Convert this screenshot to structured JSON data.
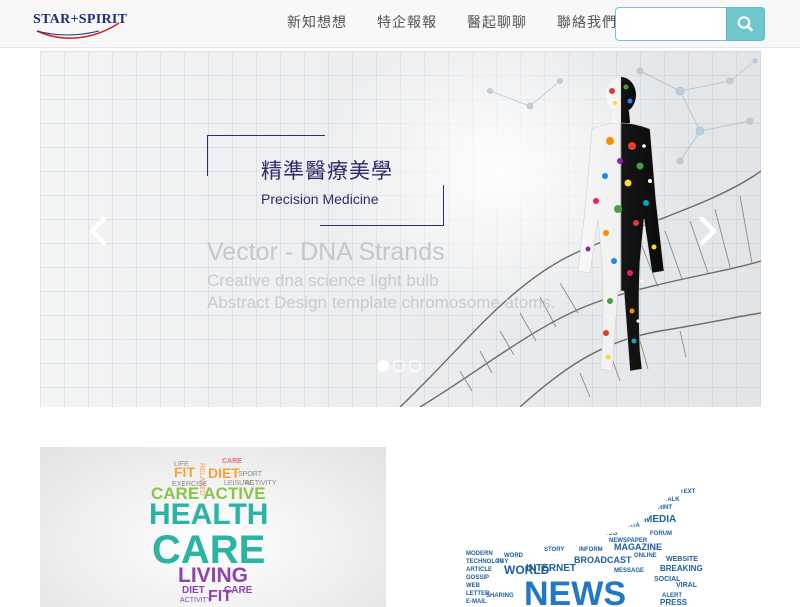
{
  "brand": {
    "logo_text": "STAR+SPIRIT",
    "logo_colors": {
      "text": "#1b2f7a",
      "accent": "#d0282e"
    }
  },
  "nav": {
    "items": [
      {
        "label": "新知想想"
      },
      {
        "label": "特企報報"
      },
      {
        "label": "醫起聊聊"
      },
      {
        "label": "聯絡我們"
      }
    ],
    "search": {
      "value": "",
      "placeholder": "",
      "button_icon": "search-icon"
    }
  },
  "carousel": {
    "caption_zh": "精準醫療美學",
    "caption_en": "Precision Medicine",
    "ghost_title": "Vector - DNA Strands",
    "ghost_lines": [
      "Creative dna science light bulb",
      "Abstract Design template chromosome atoms."
    ],
    "prev_icon": "chevron-left-icon",
    "next_icon": "chevron-right-icon",
    "slide_count": 3,
    "active_slide": 1
  },
  "tiles": {
    "health": {
      "words_small_top": [
        "LIFE",
        "RELAXED",
        "EXERCISE",
        "SPORT",
        "LEISURE",
        "ACTIVITY"
      ],
      "fit": "FIT",
      "diet_top": "DIET",
      "care_small": "CARE",
      "care_active": "CARE ACTIVE",
      "health": "HEALTH",
      "care_big": "CARE",
      "living": "LIVING",
      "diet_bottom": "DIET",
      "fit_bottom": "FIT",
      "care_bottom": "CARE",
      "activity_bottom": "ACTIVITY"
    },
    "news": {
      "big_word": "NEWS",
      "cloud_words": [
        "MEDIA",
        "MAGAZINE",
        "WORLD",
        "INTERNET",
        "BROADCAST",
        "BREAKING",
        "WEBSITE",
        "GOSSIP",
        "VIRAL",
        "SOCIAL",
        "PRESS",
        "ARTICLE",
        "STORY",
        "DATA",
        "TALK",
        "WORD",
        "INFORM",
        "NEWSPAPER",
        "TECHNOLOGY",
        "MODERN",
        "TV",
        "WEB",
        "ALERT",
        "SHARING",
        "E-MAIL",
        "LETTER",
        "PRINT",
        "TEXT",
        "FORUM",
        "BLOG",
        "ONLINE",
        "MESSAGE"
      ]
    }
  }
}
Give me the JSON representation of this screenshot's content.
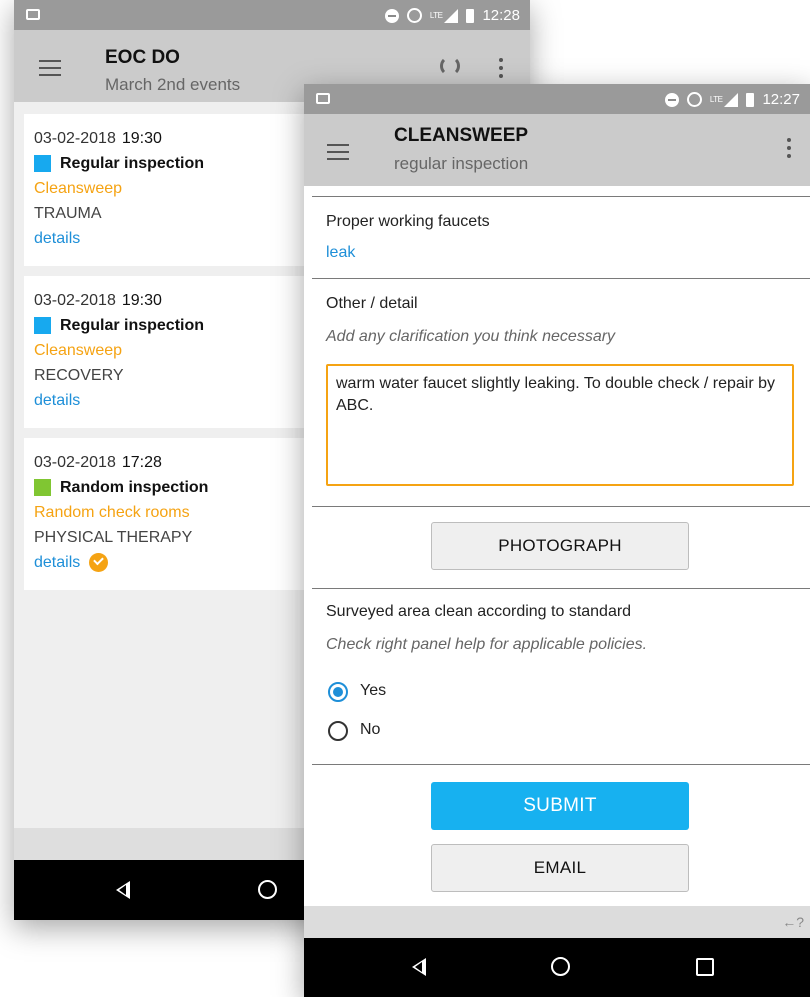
{
  "back_phone": {
    "status_time": "12:28",
    "title": "EOC DO",
    "subtitle": "March 2nd events",
    "events": [
      {
        "date": "03-02-2018",
        "time": "19:30",
        "type": "Regular inspection",
        "type_color": "#17a9ef",
        "team": "Cleansweep",
        "area": "TRAUMA",
        "details": "details",
        "completed": false
      },
      {
        "date": "03-02-2018",
        "time": "19:30",
        "type": "Regular inspection",
        "type_color": "#17a9ef",
        "team": "Cleansweep",
        "area": "RECOVERY",
        "details": "details",
        "completed": false
      },
      {
        "date": "03-02-2018",
        "time": "17:28",
        "type": "Random inspection",
        "type_color": "#80c632",
        "team": "Random check rooms",
        "area": "PHYSICAL THERAPY",
        "details": "details",
        "completed": true
      }
    ]
  },
  "front_phone": {
    "status_time": "12:27",
    "title": "CLEANSWEEP",
    "subtitle": "regular inspection",
    "faucets": {
      "label": "Proper working faucets",
      "value": "leak"
    },
    "other": {
      "label": "Other / detail",
      "hint": "Add any clarification you think necessary",
      "text": "warm water faucet slightly leaking. To double check / repair by ABC."
    },
    "photograph_label": "PHOTOGRAPH",
    "surveyed": {
      "label": "Surveyed area clean according to standard",
      "hint": "Check right panel help for applicable policies.",
      "options": [
        "Yes",
        "No"
      ],
      "selected": "Yes"
    },
    "submit_label": "SUBMIT",
    "email_label": "EMAIL",
    "help_glyph": "←?"
  },
  "colors": {
    "accent_orange": "#f5a313",
    "link_blue": "#1e8fd8",
    "submit_blue": "#17b1f0",
    "appbar_grey": "#cbcbcb"
  }
}
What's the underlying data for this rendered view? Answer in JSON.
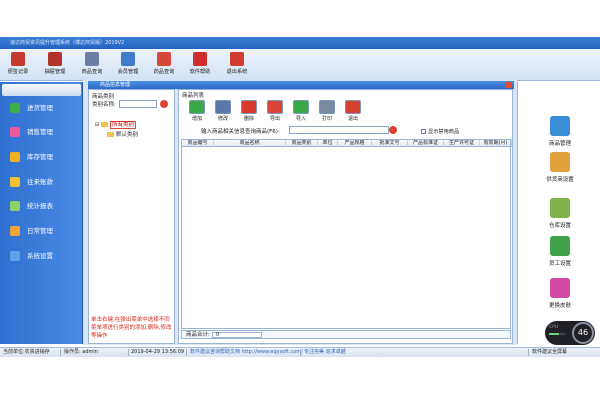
{
  "window": {
    "title": "速达商贸资讯提升管理系统（博达商贸版）2019V2"
  },
  "toolbar": [
    {
      "label": "便签记录",
      "icon": "notepad-icon",
      "color": "#c63b2d"
    },
    {
      "label": "抽屉管理",
      "icon": "drawer-icon",
      "color": "#b3322a"
    },
    {
      "label": "商品查询",
      "icon": "magnifier-icon",
      "color": "#6b7ea3"
    },
    {
      "label": "会员管理",
      "icon": "users-icon",
      "color": "#3f7acb"
    },
    {
      "label": "药品查询",
      "icon": "medicine-icon",
      "color": "#d6483a"
    },
    {
      "label": "软件帮助",
      "icon": "help-icon",
      "color": "#cf2e2e"
    },
    {
      "label": "退出系统",
      "icon": "power-icon",
      "color": "#cf3b2e"
    }
  ],
  "leftnav": [
    {
      "label": "进货管理",
      "icon": "plus-icon",
      "color": "#3db049"
    },
    {
      "label": "销售管理",
      "icon": "sales-icon",
      "color": "#e85a9a"
    },
    {
      "label": "库存管理",
      "icon": "star-icon",
      "color": "#f0b020"
    },
    {
      "label": "往来账款",
      "icon": "money-icon",
      "color": "#f2c330"
    },
    {
      "label": "统计报表",
      "icon": "chart-icon",
      "color": "#8ed16b"
    },
    {
      "label": "日常管理",
      "icon": "folder-icon",
      "color": "#f3a53a"
    },
    {
      "label": "系统设置",
      "icon": "globe-icon",
      "color": "#5aa6e8"
    }
  ],
  "product_window": {
    "title": "商品信息管理",
    "category_panel": {
      "caption": "商品类别",
      "name_label": "类别名称:",
      "name_value": "",
      "tree_root": "所有类别",
      "tree_child": "默认类别",
      "note": "单击右键,在弹出菜单中选择不同菜单项进行类别的添加,删除,修改等操作"
    },
    "product_panel": {
      "caption": "商品列表",
      "actions": [
        {
          "label": "增加",
          "icon": "add-icon",
          "color": "#3aa845"
        },
        {
          "label": "修改",
          "icon": "edit-icon",
          "color": "#5a78a8"
        },
        {
          "label": "删除",
          "icon": "delete-icon",
          "color": "#d63a2d"
        },
        {
          "label": "导出",
          "icon": "export-icon",
          "color": "#d8463a"
        },
        {
          "label": "导入",
          "icon": "import-icon",
          "color": "#3aa845"
        },
        {
          "label": "打印",
          "icon": "print-icon",
          "color": "#7b8aa0"
        },
        {
          "label": "退出",
          "icon": "exit-icon",
          "color": "#d6402f"
        }
      ],
      "search_label": "输入商品相关信息查询商品(F6):",
      "search_value": "",
      "show_disabled_label": "显示禁用商品",
      "columns": [
        "商品编号",
        "商品名称",
        "商品类别",
        "单位",
        "产品规格",
        "批准文号",
        "产品标准证",
        "生产许可证",
        "有效期(月)"
      ],
      "total_label": "商品合计:",
      "total_value": "0"
    }
  },
  "rightnav": [
    {
      "label": "商品管理",
      "icon": "computer-icon",
      "color": "#3a8fd6"
    },
    {
      "label": "供货商设置",
      "icon": "people-icon",
      "color": "#e0a03a"
    },
    {
      "label": "仓库设置",
      "icon": "warehouse-icon",
      "color": "#7fb24a"
    },
    {
      "label": "员工设置",
      "icon": "staff-icon",
      "color": "#3fa14a"
    },
    {
      "label": "更换皮肤",
      "icon": "skin-icon",
      "color": "#d24aa8"
    }
  ],
  "sys_widget": {
    "cpu_label": "CPU",
    "cpu_fraction": 0.6,
    "value": "46"
  },
  "statusbar": {
    "shop": "当前单位:农资进销存",
    "operator": "操作员: admin",
    "datetime": "2019-04-29 13:56:09",
    "site": "软件建议咨询帮助文档 http://www.eqysoft.com/",
    "slogan": "专注完美 追求卓越",
    "right": "软件建议全屏幕"
  }
}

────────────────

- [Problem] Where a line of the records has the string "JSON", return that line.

- [Response]
Convert this screenshot to structured JSON data.
Give me the JSON representation of this screenshot's content.
What's the underlying data for this rendered view? Answer in JSON.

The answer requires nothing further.